A good credit history is the key to easier access to a variety of things as an adult. Not only does your credit score factor into your insurance rates and loan interest, but it can also affect your ability to get a job or an apartment. Unfortunately, some young adults find themselves suffering with bad credit and facing bankruptcy after an identity theft that occurred as a child. Here's a look at what you should know before your child's credit is ruined by identity theft and a resulting bankruptcy.
Why are Kids a Popular Target?
Most kids are issued a Social Security Number at birth, and that number will have no credit file and no criminal history attached. That makes it an easy number to use for obtaining credit approval. And, since most parents aren't monitoring their children's credit reports, these fraudulent accounts could persist for years without detection. By the time you or your child become aware of the problem, the damage is done and you're left to clean up the mess.
How Do You Protect Your Child's Credit?
There are no automatic programs that monitor and preserve a child's credit.
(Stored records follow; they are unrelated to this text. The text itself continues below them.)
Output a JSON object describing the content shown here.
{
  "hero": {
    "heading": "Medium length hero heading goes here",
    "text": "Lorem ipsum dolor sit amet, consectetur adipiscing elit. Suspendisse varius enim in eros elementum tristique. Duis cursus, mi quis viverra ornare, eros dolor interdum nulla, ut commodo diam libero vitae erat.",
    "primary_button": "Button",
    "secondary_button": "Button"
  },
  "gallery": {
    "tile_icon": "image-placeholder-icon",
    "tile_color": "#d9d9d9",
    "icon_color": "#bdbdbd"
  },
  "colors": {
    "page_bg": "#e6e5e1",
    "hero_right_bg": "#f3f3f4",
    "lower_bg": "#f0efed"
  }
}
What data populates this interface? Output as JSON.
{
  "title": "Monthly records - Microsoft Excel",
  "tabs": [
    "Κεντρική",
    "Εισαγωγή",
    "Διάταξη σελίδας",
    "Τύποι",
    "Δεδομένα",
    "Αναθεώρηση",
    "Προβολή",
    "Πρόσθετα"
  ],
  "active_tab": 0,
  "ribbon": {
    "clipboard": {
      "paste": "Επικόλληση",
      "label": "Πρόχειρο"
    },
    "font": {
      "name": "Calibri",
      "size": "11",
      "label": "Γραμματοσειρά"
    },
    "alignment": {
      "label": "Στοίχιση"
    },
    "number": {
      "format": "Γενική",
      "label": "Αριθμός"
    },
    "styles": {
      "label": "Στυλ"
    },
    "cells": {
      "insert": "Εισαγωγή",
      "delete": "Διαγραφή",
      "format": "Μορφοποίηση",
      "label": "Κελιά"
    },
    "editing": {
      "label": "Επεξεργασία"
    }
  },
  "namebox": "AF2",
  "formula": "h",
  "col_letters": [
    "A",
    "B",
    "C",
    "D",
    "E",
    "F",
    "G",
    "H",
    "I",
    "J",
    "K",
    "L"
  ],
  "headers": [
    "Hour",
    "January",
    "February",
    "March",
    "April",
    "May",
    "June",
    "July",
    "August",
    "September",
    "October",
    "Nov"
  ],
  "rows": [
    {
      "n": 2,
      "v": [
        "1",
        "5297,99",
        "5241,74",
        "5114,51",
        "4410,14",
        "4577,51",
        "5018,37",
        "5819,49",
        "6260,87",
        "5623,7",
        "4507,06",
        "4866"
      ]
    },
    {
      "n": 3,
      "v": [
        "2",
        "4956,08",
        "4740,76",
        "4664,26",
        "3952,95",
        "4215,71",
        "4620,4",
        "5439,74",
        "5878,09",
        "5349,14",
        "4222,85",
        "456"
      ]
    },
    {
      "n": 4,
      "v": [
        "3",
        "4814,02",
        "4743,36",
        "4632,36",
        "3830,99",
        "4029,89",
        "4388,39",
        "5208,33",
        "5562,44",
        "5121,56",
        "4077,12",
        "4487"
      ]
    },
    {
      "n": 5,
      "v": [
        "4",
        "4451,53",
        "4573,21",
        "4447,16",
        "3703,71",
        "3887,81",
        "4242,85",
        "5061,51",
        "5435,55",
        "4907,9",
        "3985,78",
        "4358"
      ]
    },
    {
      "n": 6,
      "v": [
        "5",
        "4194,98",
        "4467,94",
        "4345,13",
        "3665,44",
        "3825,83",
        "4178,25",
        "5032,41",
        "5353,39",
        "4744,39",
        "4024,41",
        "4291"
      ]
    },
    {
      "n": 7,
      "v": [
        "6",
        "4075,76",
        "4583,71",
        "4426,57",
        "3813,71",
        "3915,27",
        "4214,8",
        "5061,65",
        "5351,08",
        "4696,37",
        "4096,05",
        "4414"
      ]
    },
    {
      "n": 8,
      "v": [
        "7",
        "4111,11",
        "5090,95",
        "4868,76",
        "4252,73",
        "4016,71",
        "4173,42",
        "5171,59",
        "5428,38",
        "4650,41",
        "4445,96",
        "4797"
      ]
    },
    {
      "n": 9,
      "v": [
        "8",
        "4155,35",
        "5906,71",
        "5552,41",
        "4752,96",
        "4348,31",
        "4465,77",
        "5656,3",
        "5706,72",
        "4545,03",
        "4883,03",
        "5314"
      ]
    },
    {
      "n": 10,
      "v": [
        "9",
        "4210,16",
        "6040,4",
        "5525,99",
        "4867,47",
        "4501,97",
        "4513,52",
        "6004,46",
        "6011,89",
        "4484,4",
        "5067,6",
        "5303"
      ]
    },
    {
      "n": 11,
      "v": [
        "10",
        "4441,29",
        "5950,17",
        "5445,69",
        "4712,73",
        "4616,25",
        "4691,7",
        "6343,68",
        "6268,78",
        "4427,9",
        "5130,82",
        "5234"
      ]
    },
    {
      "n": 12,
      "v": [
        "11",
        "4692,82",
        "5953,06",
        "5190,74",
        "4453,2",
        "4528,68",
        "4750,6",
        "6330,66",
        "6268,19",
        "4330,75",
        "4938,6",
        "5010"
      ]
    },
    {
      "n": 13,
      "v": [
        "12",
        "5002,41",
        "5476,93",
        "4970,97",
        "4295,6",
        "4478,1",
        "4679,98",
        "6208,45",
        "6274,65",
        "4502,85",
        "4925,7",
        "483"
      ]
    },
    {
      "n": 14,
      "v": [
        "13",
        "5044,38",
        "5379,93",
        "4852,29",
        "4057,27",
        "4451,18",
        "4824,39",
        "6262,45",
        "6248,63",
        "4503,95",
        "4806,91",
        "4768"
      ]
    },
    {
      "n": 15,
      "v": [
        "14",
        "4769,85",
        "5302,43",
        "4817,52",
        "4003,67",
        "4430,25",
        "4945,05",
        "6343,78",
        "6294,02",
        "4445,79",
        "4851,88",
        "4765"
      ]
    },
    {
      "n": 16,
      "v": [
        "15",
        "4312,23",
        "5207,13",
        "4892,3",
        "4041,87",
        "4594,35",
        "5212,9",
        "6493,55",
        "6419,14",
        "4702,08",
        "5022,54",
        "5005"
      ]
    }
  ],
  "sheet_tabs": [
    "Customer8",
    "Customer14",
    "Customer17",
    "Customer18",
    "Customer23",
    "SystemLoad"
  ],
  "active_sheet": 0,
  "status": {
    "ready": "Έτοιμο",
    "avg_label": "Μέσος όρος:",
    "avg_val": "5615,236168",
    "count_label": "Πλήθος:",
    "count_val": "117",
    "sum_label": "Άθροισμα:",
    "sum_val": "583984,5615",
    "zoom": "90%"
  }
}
That puts the responsibility on you, as the parent, to keep track of it. Some credit monitoring services will provide you with monitoring services for juveniles, but you shouldn't stop with that. Make sure that you're requesting your child's credit report every single year from the credit bureaus. If they respond and say there's no file for him or her, it means nobody has used that Social Security Number.
Are There Warning Signs of Identity Theft?
In addition to the information uncovered by credit monitoring, there are a few other early warning signs that someone's using your child's Social Security Number fraudulently. If you start seeing credit card offers, loan deals or subscription services reaching out to your child by mail, that's a red flag that someone has used his or her information.
In many cases, kids don't realize that anything has happened until they apply for their first credit card or for a loan to buy that first car. When your child is denied for credit, that's another key indication that something's gone wrong. It's vital that you address the issue right away, otherwise your child may be facing bankruptcy to discharge those outstanding accounts.
How to Deal with Child Identity Theft
If the damage has been done, it's time to get proactive about addressing it. Start with a call to local law enforcement. You'll want to get a police report on file that there's been an identity theft. This is vital, as it gives you a case number to provide to credit card companies and other credit agencies with open accounts for your child. Then, call each of those credit providers and cancel the accounts.
From there, you'll want to place credit monitoring on your child's Social Security Number with each of the credit bureaus. This will prevent identity thieves from opening new accounts on that number. Make every request in writing and get delivery confirmations.
If law enforcement is unable to identify the culprit and you don't have the evidence to get the credit accounts erased, your child is going to have some credit repair to do. In severe cases, this may mean working with a bankruptcy attorney to have the accounts discharged. Contact a professional like Richard S. Ross - Bankruptcy Attorney for more information.